Copy each line of the data below with the word "that".
※ ※ ※
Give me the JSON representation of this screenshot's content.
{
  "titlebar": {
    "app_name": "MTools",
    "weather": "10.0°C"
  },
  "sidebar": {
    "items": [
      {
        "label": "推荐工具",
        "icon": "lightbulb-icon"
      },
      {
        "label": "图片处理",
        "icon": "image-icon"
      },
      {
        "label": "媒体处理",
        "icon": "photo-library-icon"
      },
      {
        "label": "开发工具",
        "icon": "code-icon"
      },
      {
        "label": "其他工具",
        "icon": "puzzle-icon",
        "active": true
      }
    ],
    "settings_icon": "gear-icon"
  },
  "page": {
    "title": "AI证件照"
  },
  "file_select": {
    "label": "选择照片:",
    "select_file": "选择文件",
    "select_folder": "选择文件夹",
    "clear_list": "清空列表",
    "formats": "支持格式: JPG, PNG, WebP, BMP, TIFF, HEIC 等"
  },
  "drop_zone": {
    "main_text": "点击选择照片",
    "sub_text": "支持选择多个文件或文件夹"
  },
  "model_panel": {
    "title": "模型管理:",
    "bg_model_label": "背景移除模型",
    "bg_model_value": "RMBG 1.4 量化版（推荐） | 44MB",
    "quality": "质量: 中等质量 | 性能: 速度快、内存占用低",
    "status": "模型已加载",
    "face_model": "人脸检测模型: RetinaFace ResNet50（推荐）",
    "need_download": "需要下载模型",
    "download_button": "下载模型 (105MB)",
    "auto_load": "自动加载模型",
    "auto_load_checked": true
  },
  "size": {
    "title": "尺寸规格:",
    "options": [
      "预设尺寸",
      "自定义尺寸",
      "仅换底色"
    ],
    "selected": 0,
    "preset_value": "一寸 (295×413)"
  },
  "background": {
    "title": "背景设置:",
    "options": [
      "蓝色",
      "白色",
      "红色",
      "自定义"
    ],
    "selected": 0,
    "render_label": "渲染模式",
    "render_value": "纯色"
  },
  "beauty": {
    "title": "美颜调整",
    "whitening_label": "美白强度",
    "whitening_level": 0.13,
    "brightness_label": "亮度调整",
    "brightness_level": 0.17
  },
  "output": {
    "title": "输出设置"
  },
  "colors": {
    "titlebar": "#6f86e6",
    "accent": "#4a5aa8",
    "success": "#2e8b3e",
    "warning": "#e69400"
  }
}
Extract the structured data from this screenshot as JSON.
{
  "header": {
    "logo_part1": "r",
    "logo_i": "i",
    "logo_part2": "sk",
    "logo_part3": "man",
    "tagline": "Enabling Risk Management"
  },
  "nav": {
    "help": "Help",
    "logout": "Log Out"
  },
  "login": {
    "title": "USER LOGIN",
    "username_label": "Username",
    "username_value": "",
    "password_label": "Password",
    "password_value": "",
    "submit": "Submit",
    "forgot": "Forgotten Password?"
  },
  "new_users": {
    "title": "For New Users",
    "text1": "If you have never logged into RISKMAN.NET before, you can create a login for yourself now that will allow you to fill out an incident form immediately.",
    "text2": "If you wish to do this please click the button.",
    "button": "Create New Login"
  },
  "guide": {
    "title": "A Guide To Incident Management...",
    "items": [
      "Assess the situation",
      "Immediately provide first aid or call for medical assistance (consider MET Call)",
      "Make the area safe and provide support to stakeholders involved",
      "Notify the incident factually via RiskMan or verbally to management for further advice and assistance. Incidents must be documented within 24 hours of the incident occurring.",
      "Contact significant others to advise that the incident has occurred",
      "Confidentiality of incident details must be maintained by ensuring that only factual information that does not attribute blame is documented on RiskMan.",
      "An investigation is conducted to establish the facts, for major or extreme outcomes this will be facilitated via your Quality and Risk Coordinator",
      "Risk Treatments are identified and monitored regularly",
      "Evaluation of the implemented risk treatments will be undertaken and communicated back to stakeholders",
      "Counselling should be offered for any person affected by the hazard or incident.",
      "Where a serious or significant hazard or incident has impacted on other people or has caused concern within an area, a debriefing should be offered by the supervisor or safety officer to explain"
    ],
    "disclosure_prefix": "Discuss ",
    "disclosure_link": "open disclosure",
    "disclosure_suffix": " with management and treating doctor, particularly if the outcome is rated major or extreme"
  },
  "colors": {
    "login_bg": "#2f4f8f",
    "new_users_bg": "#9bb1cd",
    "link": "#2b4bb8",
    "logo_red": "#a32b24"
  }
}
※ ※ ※
● **SOLUTION TO THE EXERCISE**:
    "text1": "If you have never logged into RISKMAN.NET before, you can create a login for yourself now that will allow you to fill out an incident form immediately.",
      "Contact significant others to advise that the incident has occurred",
      "Confidentiality of incident details must be maintained by ensuring that only factual information that does not attribute blame is documented on RiskMan.",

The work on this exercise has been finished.